── Task data ──

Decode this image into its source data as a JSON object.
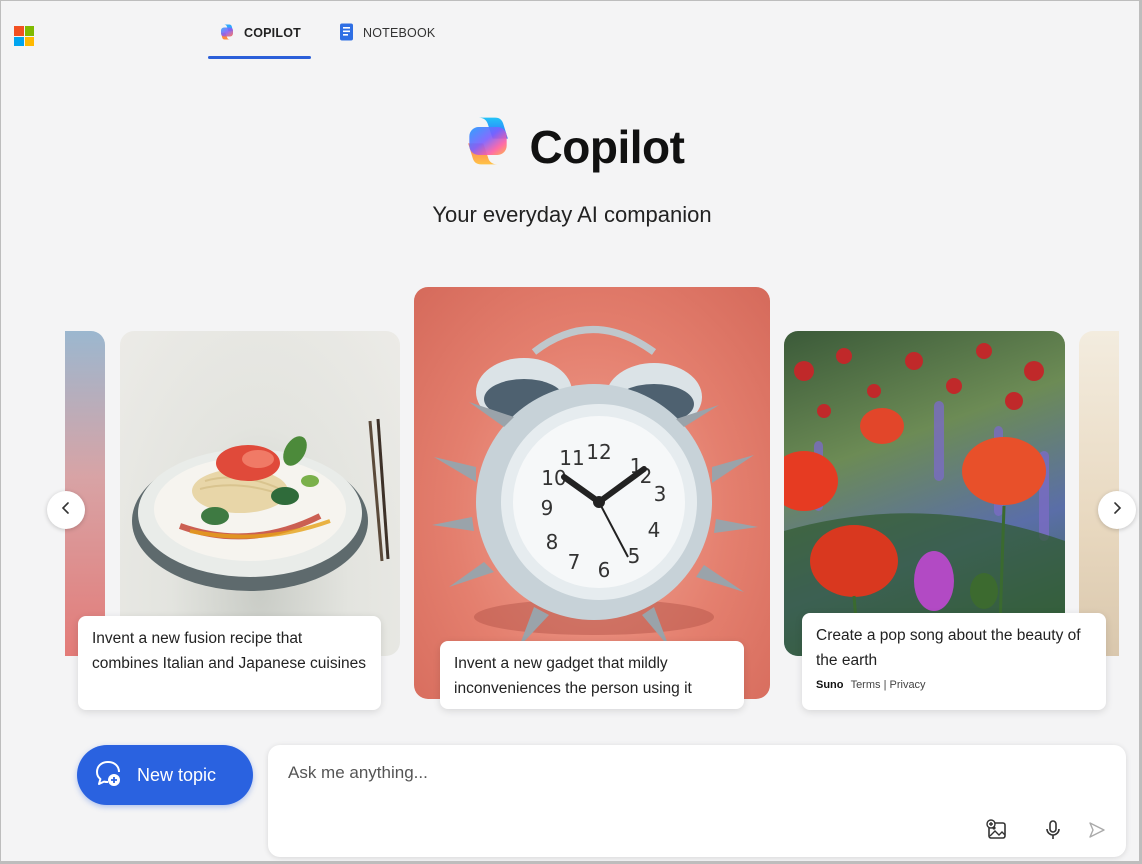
{
  "tabs": [
    {
      "label": "COPILOT"
    },
    {
      "label": "NOTEBOOK"
    }
  ],
  "hero": {
    "title": "Copilot",
    "subtitle": "Your everyday AI companion"
  },
  "cards": [
    {
      "caption": "Invent a new fusion recipe that combines Italian and Japanese cuisines"
    },
    {
      "caption": "Invent a new gadget that mildly inconveniences the person using it"
    },
    {
      "caption": "Create a pop song about the beauty of the earth",
      "brand": "Suno",
      "terms": "Terms",
      "separator": "|",
      "privacy": "Privacy"
    }
  ],
  "new_topic": {
    "label": "New topic"
  },
  "ask": {
    "placeholder": "Ask me anything..."
  },
  "icons": {
    "app_logo": "microsoft-logo-icon",
    "copilot": "copilot-logo-icon",
    "notebook": "notebook-icon",
    "prev": "chevron-left-icon",
    "next": "chevron-right-icon",
    "new_topic": "chat-add-icon",
    "image_upload": "image-add-icon",
    "mic": "microphone-icon",
    "send": "send-icon"
  },
  "colors": {
    "accent": "#2a62e0",
    "tab_underline": "#2b5fd9",
    "background": "#f4f4f5"
  }
}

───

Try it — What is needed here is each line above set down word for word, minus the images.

Task output —
Decode this image into its source data as a JSON object.
{
  "tabs": [
    {
      "label": "COPILOT"
    },
    {
      "label": "NOTEBOOK"
    }
  ],
  "hero": {
    "title": "Copilot",
    "subtitle": "Your everyday AI companion"
  },
  "cards": [
    {
      "caption": "Invent a new fusion recipe that combines Italian and Japanese cuisines"
    },
    {
      "caption": "Invent a new gadget that mildly inconveniences the person using it"
    },
    {
      "caption": "Create a pop song about the beauty of the earth",
      "brand": "Suno",
      "terms": "Terms",
      "separator": "|",
      "privacy": "Privacy"
    }
  ],
  "new_topic": {
    "label": "New topic"
  },
  "ask": {
    "placeholder": "Ask me anything..."
  },
  "icons": {
    "app_logo": "microsoft-logo-icon",
    "copilot": "copilot-logo-icon",
    "notebook": "notebook-icon",
    "prev": "chevron-left-icon",
    "next": "chevron-right-icon",
    "new_topic": "chat-add-icon",
    "image_upload": "image-add-icon",
    "mic": "microphone-icon",
    "send": "send-icon"
  },
  "colors": {
    "accent": "#2a62e0",
    "tab_underline": "#2b5fd9",
    "background": "#f4f4f5"
  }
}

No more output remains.